*WORK REQUIRED*: The finished copy must match the records exactly, except that it contains no pictures.

*LISTED RECORDS*:
┄┄┄┄┄┄┄┄┄┄
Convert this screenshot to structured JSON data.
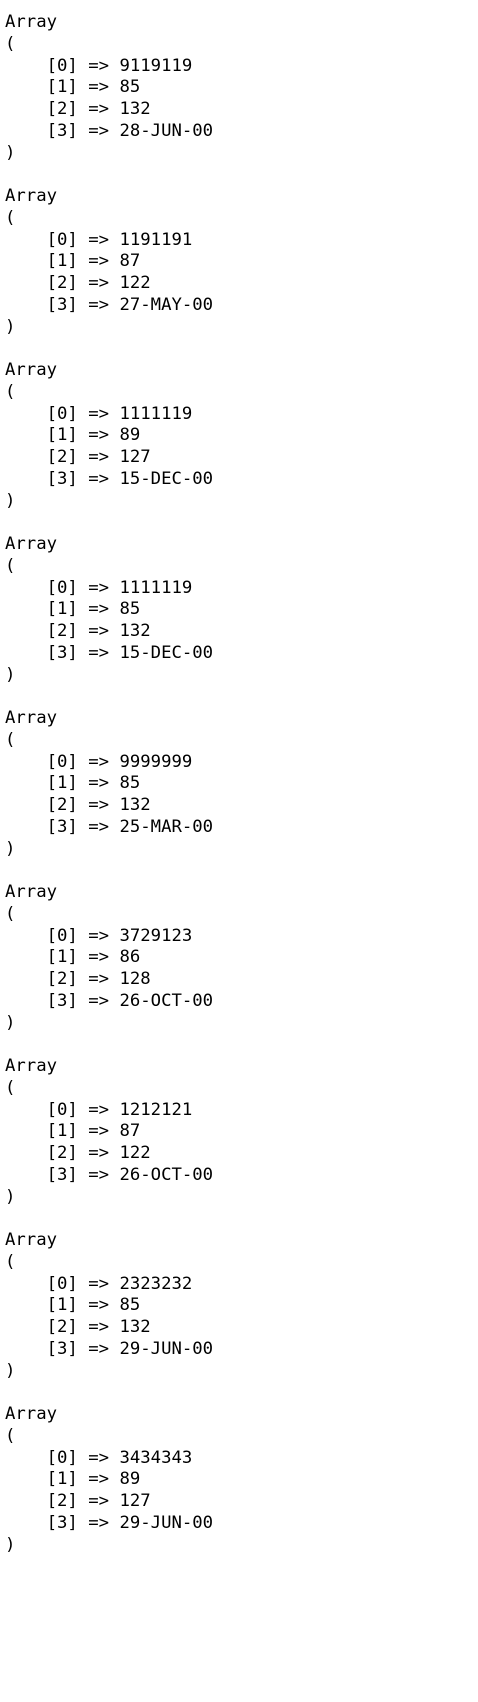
{
  "array_keyword": "Array",
  "open_paren": "(",
  "close_paren": ")",
  "arrow": "=>",
  "arrays": [
    {
      "values": [
        "9119119",
        "85",
        "132",
        "28-JUN-00"
      ]
    },
    {
      "values": [
        "1191191",
        "87",
        "122",
        "27-MAY-00"
      ]
    },
    {
      "values": [
        "1111119",
        "89",
        "127",
        "15-DEC-00"
      ]
    },
    {
      "values": [
        "1111119",
        "85",
        "132",
        "15-DEC-00"
      ]
    },
    {
      "values": [
        "9999999",
        "85",
        "132",
        "25-MAR-00"
      ]
    },
    {
      "values": [
        "3729123",
        "86",
        "128",
        "26-OCT-00"
      ]
    },
    {
      "values": [
        "1212121",
        "87",
        "122",
        "26-OCT-00"
      ]
    },
    {
      "values": [
        "2323232",
        "85",
        "132",
        "29-JUN-00"
      ]
    },
    {
      "values": [
        "3434343",
        "89",
        "127",
        "29-JUN-00"
      ]
    }
  ]
}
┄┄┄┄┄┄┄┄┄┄
*TASK OUTPUT*:
Convert this screenshot to structured JSON data.
{
  "array_keyword": "Array",
  "open_paren": "(",
  "close_paren": ")",
  "arrow": "=>",
  "arrays": [
    {
      "values": [
        "9119119",
        "85",
        "132",
        "28-JUN-00"
      ]
    },
    {
      "values": [
        "1191191",
        "87",
        "122",
        "27-MAY-00"
      ]
    },
    {
      "values": [
        "1111119",
        "89",
        "127",
        "15-DEC-00"
      ]
    },
    {
      "values": [
        "1111119",
        "85",
        "132",
        "15-DEC-00"
      ]
    },
    {
      "values": [
        "9999999",
        "85",
        "132",
        "25-MAR-00"
      ]
    },
    {
      "values": [
        "3729123",
        "86",
        "128",
        "26-OCT-00"
      ]
    },
    {
      "values": [
        "1212121",
        "87",
        "122",
        "26-OCT-00"
      ]
    },
    {
      "values": [
        "2323232",
        "85",
        "132",
        "29-JUN-00"
      ]
    },
    {
      "values": [
        "3434343",
        "89",
        "127",
        "29-JUN-00"
      ]
    }
  ]
}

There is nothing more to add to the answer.